CLEMSON —College football can be an ugly, brutal game.
It can also be beautiful.
Running back Travis Etienne, wide receiver Amari Rodgers and cornerback Andrew Booth Jr. displayed a spectrum of athletic brilliance Saturday night in helping No. 1 Clemson roll to a 41-23 victory over Virginia.
Etienne was a human bulldozer, seemingly gaining strength with each broken tackle, shaking off contact and bursting through defenders. He finished with 14 carries for 73 yards and one rushing touchdown, and caught five passes for 114 yards and another score.
Rodgers was a human trampoline, leaping over a Cavaliers defender into the end zone for a touchdown in the first half. He finished with six catches for 72 yards and two touchdowns.
And Booth was a human vacuum, sucking up an end zone heave for a one-handed, Odell Beckham Jr.-style interception in the third quarter. He finished with three tackles (all solo), two pass breakups and the pick.
Together the trio provided the highlight-reel plays in what proved to be the Tigers' first true test of the season. Virginia (1-1, 1-1 ACC) trailed by as little as 10 late in the third quarter, but Clemson (3-0, 2-0) made key plays when it mattered and continued its hot start to the season.
"I thought we were inconsistent offensively and defensively at times," Swinney said. "All in all something that I think is going to make us better."
Coach Dabo Swinney's team had defeated its first two 2020 opponents, Wake Forest and The Citadel, by a combined score of 86-13.
Virginia, which lost to Clemson in last season's ACC Championship game, made things a little more interesting, but in front of the socially distanced crowd the Tigers celebrated their 24th consecutive home win.
Clemson also became the first ACC team to reach 300 regular-season conference victories.
What went right
Quarterback Trevor Lawrence played well, though not as dominant as he was in the Tigers' first two games, completing 25 of 38 passes for 329 yards and three touchdowns.
"Took what they gave me," Lawrence said. "Their defensive philosophy is kind of bend don't break."
Etienne proved especially helpful on third and long, bursting through would-be tacklers for first downs on a pair of third-and-long dump offs. But he and Rodgers weren't Lawrence's only weapons.
Frank Ladson caught five passes for 71 receptions and Brannon Spector had four catches for 32 yards.

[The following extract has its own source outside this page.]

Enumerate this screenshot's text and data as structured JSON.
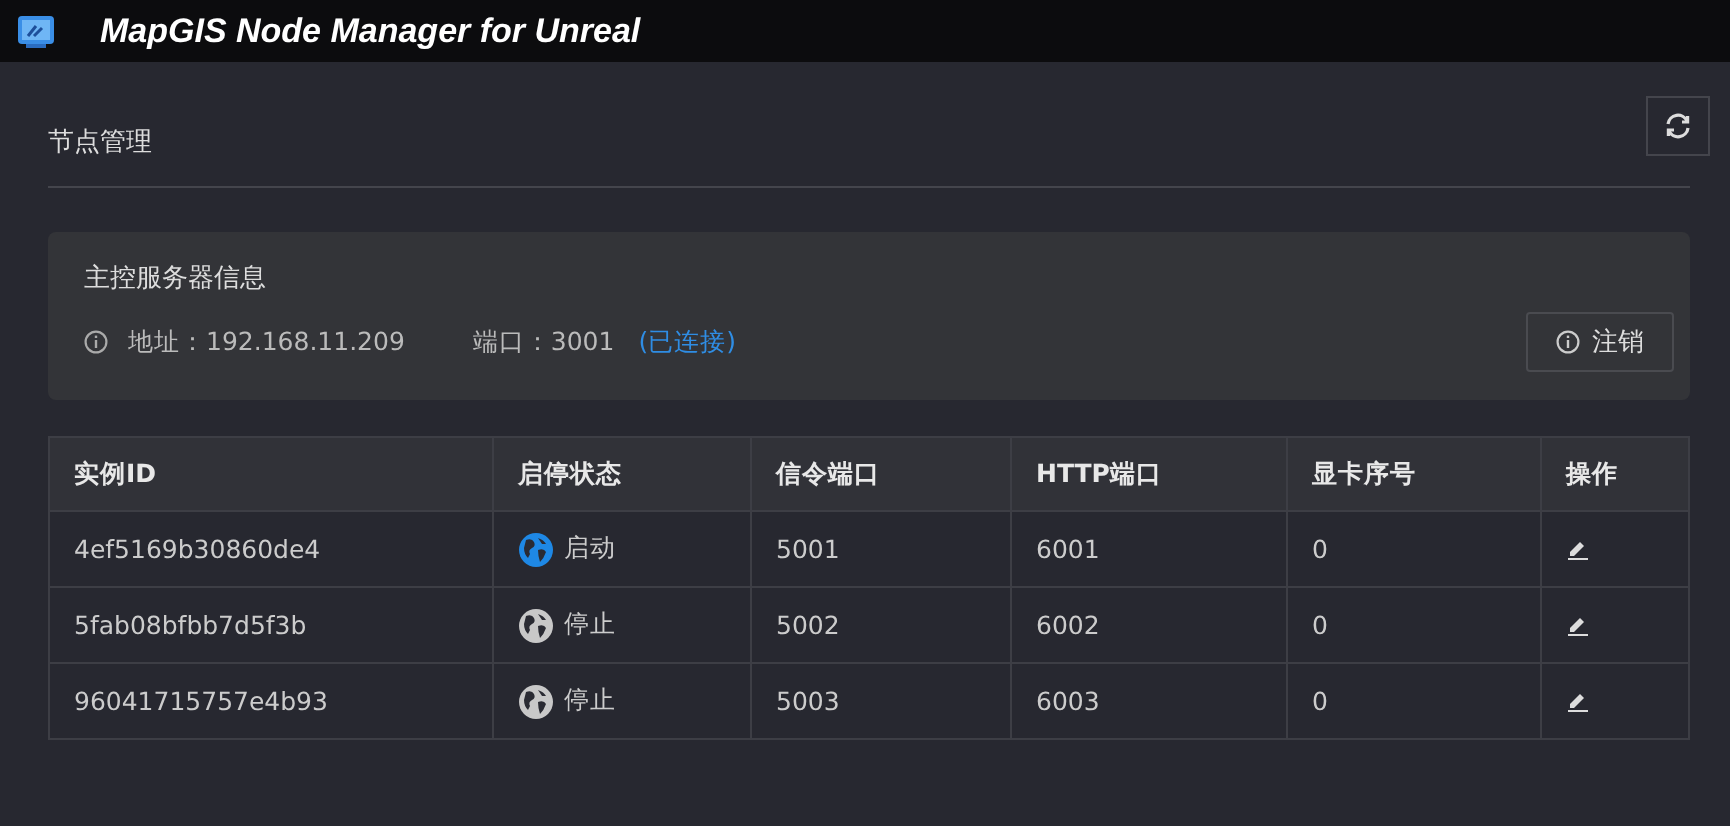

Swinney said wide receiver Joseph Ngata (abdominal injury) is not yet at full strength and has not been practicing.
The Tigers' defense at times struggled to contain Virginia's slippery quarterback Brennan Armstrong — who finished 24-for-43 passing for 270 yards and three touchdowns, 89 yards rushing, and two interceptions — but it made up for it in momentum-shifting plays.

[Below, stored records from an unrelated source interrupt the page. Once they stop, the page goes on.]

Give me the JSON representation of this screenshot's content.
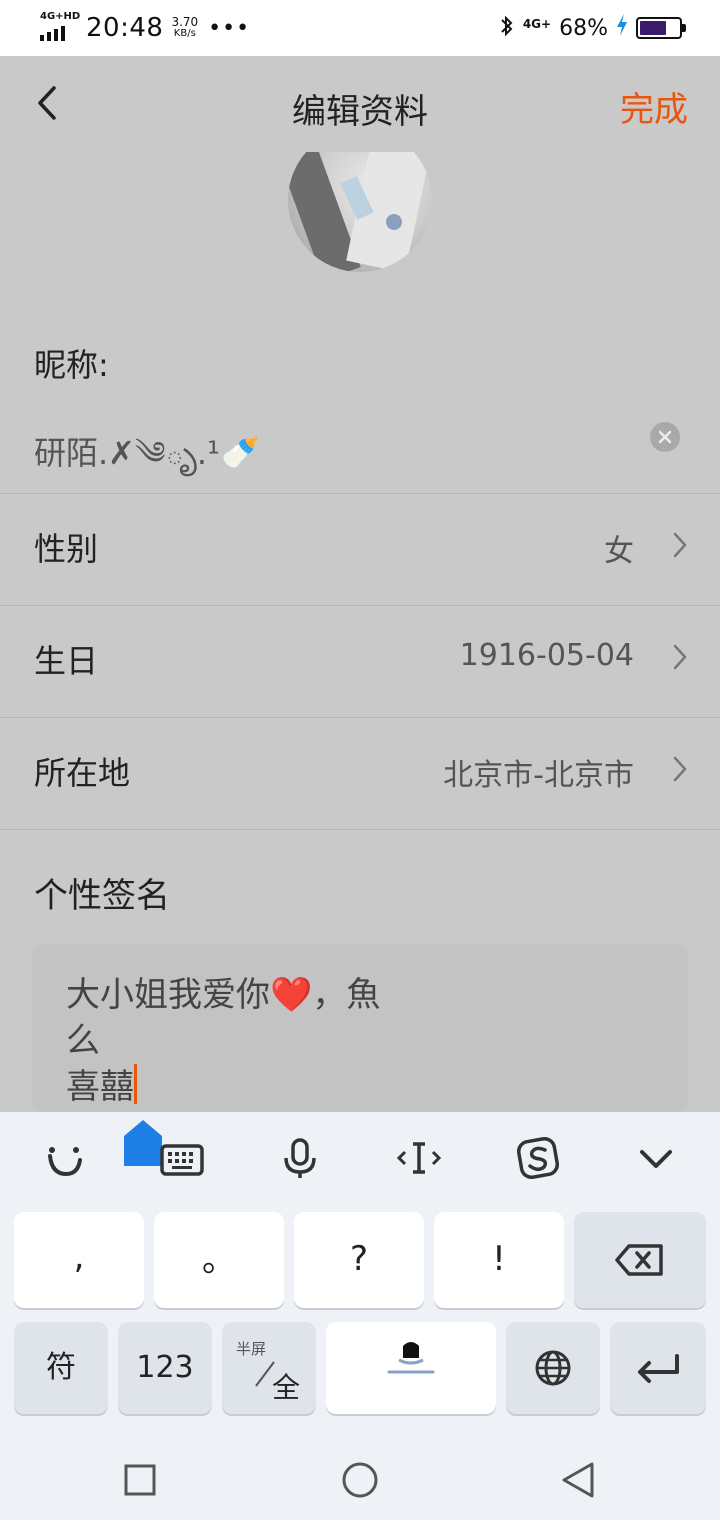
{
  "status_bar": {
    "network_label": "4G+HD",
    "time": "20:48",
    "speed_value": "3.70",
    "speed_unit": "KB/s",
    "more": "•••",
    "net_right": "4G+",
    "battery_percent": "68%",
    "battery_level": 0.68
  },
  "header": {
    "title": "编辑资料",
    "done_label": "完成",
    "accent_color": "#e8560f"
  },
  "profile": {
    "nickname_label": "昵称:",
    "nickname_value": "研陌.✗༄ృ.¹🍼",
    "gender_label": "性别",
    "gender_value": "女",
    "birthday_label": "生日",
    "birthday_value": "1916-05-04",
    "location_label": "所在地",
    "location_value": "北京市-北京市",
    "signature_title": "个性签名",
    "signature_text": "大小姐我爱你❤️，魚\n么\n喜囍"
  },
  "keyboard": {
    "toolbar": [
      "emoji-icon",
      "keyboard-icon",
      "mic-icon",
      "cursor-icon",
      "sogou-icon",
      "collapse-icon"
    ],
    "row1": [
      ",",
      "。",
      "?",
      "!"
    ],
    "fu": "符",
    "num": "123",
    "half_label": "半屏",
    "full_label": "全"
  }
}
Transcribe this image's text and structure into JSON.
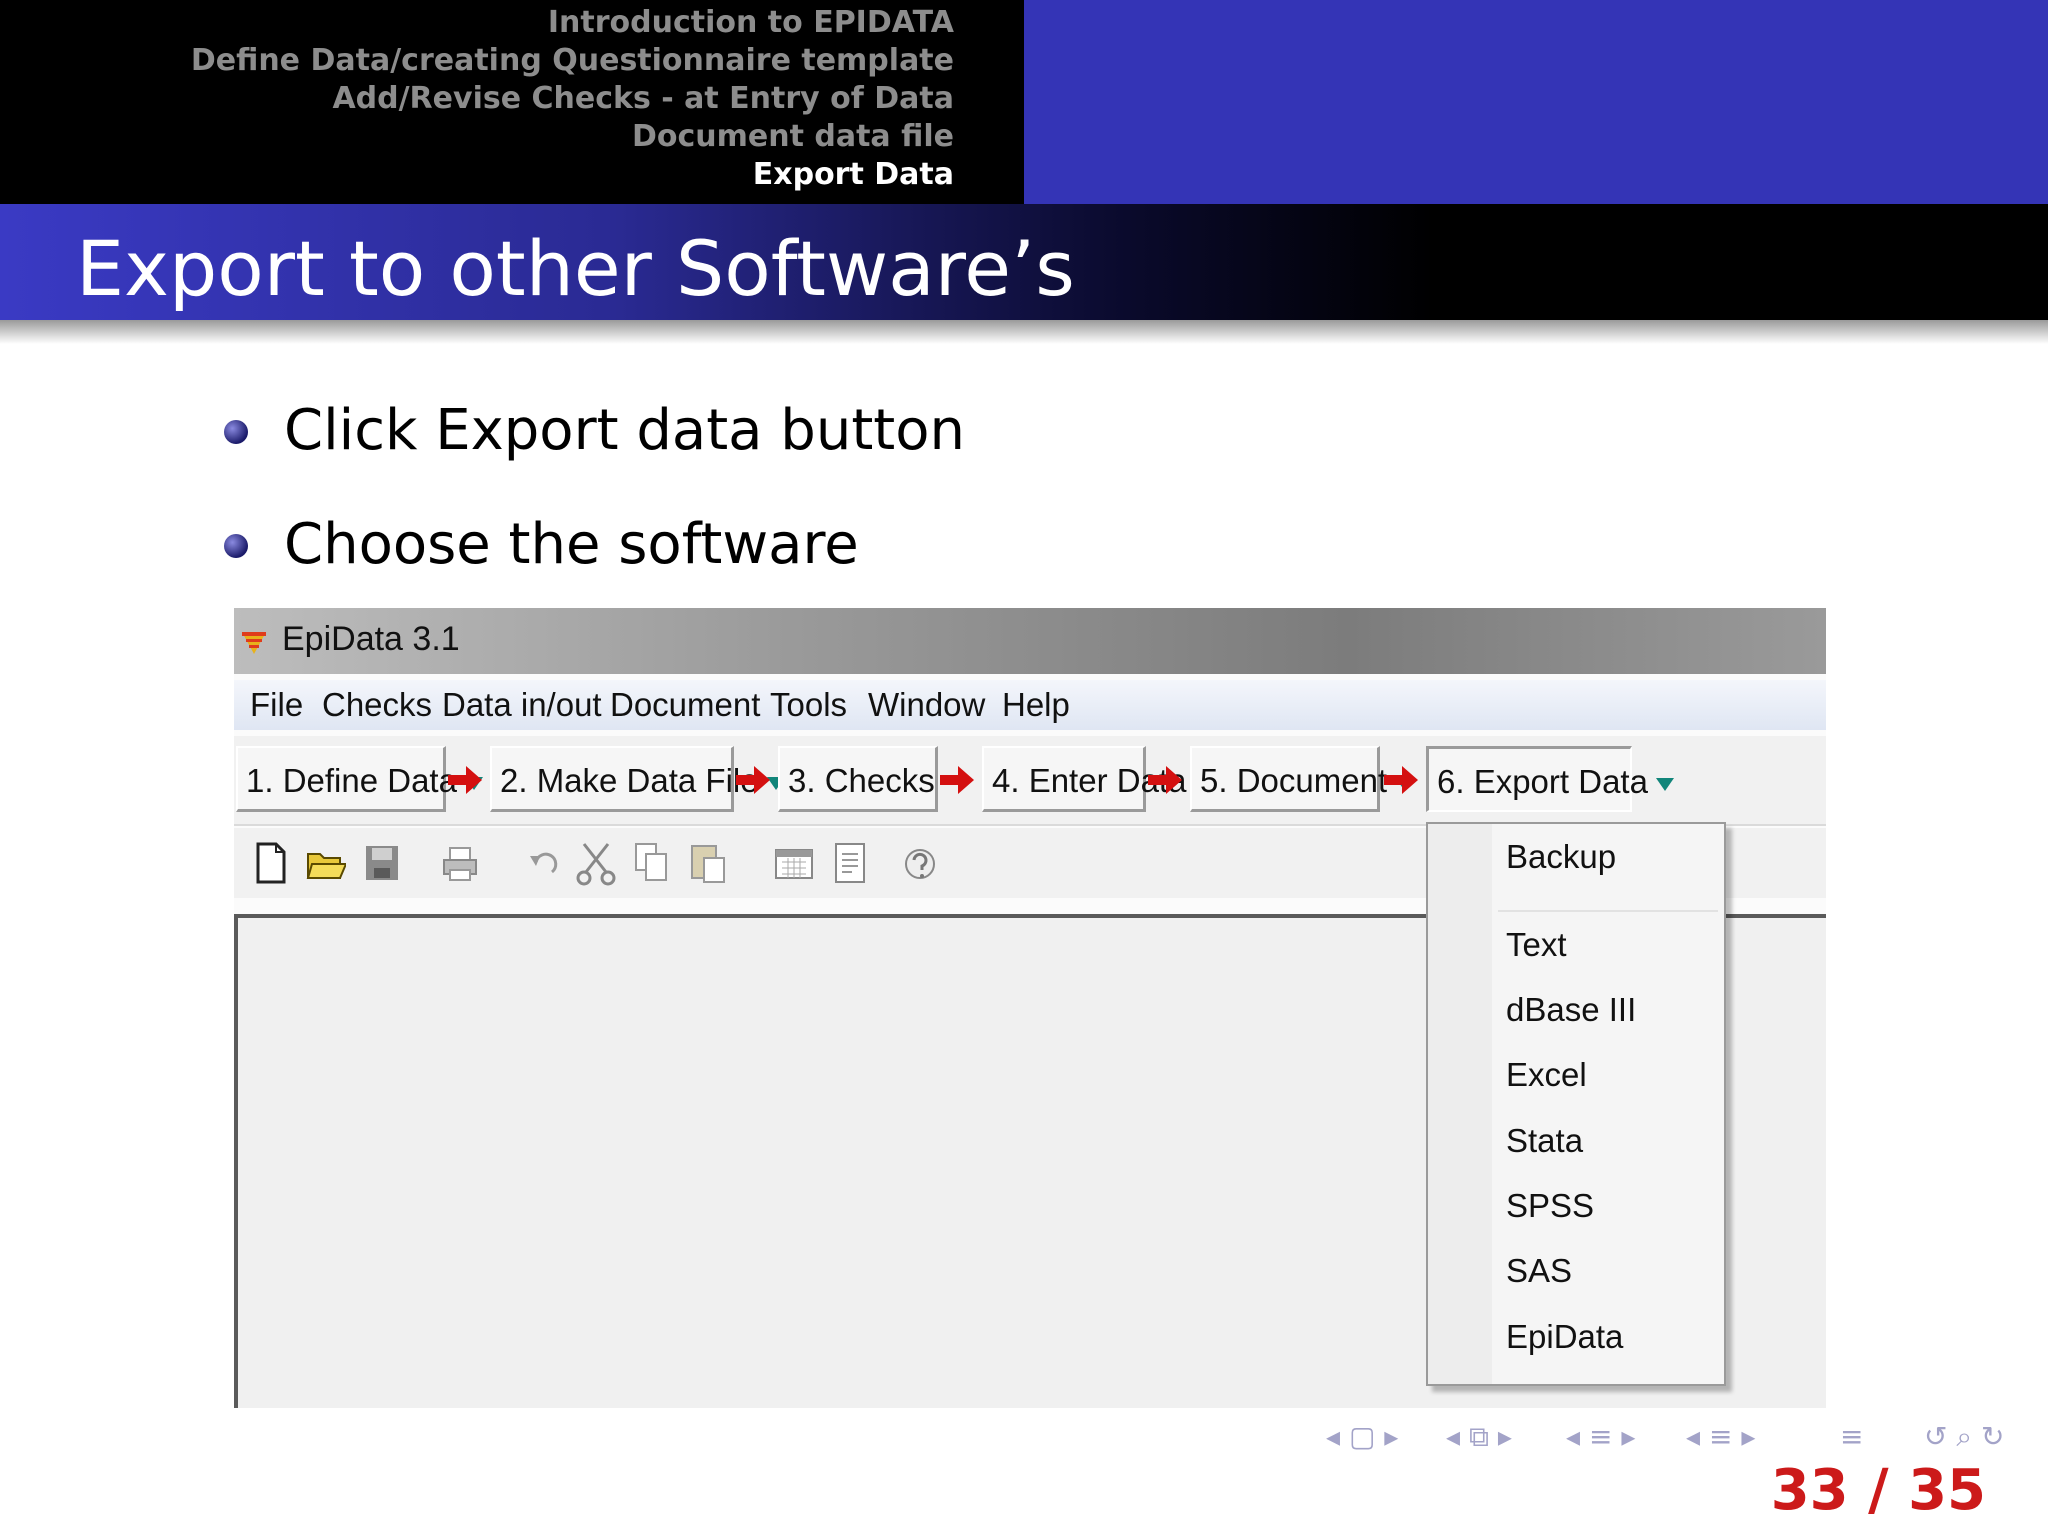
{
  "navigation": {
    "sections": [
      "Introduction to EPIDATA",
      "Define Data/creating Questionnaire template",
      "Add/Revise Checks - at Entry of Data",
      "Document data file",
      "Export Data"
    ],
    "active_index": 4
  },
  "slide": {
    "title": "Export to other Software’s",
    "bullets": [
      "Click Export data button",
      "Choose the software"
    ]
  },
  "epidata": {
    "title": "EpiData 3.1",
    "menu": [
      "File",
      "Checks",
      "Data in/out",
      "Document",
      "Tools",
      "Window",
      "Help"
    ],
    "workflow": [
      {
        "label": "1. Define Data",
        "has_dropdown": true
      },
      {
        "label": "2. Make Data File",
        "has_dropdown": true
      },
      {
        "label": "3. Checks",
        "has_dropdown": false
      },
      {
        "label": "4. Enter Data",
        "has_dropdown": false
      },
      {
        "label": "5. Document",
        "has_dropdown": true
      },
      {
        "label": "6. Export Data",
        "has_dropdown": true
      }
    ],
    "toolbar_icons": [
      "new-file-icon",
      "open-folder-icon",
      "save-icon",
      "print-icon",
      "undo-icon",
      "cut-icon",
      "copy-icon",
      "paste-icon",
      "calendar-icon",
      "document-icon",
      "help-icon"
    ],
    "export_menu": [
      "Backup",
      "Text",
      "dBase III",
      "Excel",
      "Stata",
      "SPSS",
      "SAS",
      "EpiData"
    ]
  },
  "footer": {
    "page": "33 / 35"
  },
  "colors": {
    "header_blue": "#3434b6",
    "page_number": "#cc1a1a",
    "dropdown_arrow": "#11857a",
    "workflow_arrow": "#d41010"
  }
}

Clemson had two interceptions (Booth and free safety Nolan Turner), eight pass breakups, four tackles for loss and three sacks.
The Tigers outgained the Cavaliers, 466-417.
What went wrong
The Tigers committed eight penalties for 65 yards. The score might have more closely resembled that of Clemson's first two games had it not been for the unforced errors.
Lawrence also did have more overthrows than he would have liked, and the Tigers allowed the Cavaliers to gain 270 yards through the air. These are all fixable mistakes, though.
The energy in the stadium shifted with Booth's interception. The pick came one play after Armstrong extended the Cavaliers' drive on third-and-seven with a 31-yard completion.
Booth gave Clemson the ball back and eight plays later kicker B.T. Potter converted a 42-yard field goal that gave Clemson a 27-10 lead. Instead of starting the second half with a score, Virginia was again on its heels.
Swinney, for what it's worth, wasn't shocked by Booth's feat of athleticism: "I've seen it before."
Clemson is back under the Death Valley lights Saturday when it hosts No. 8 Miami. The Hurricanes are off to a surprising 3-0 start and had this weekend off. ESPN's College GameDay will be in attendance.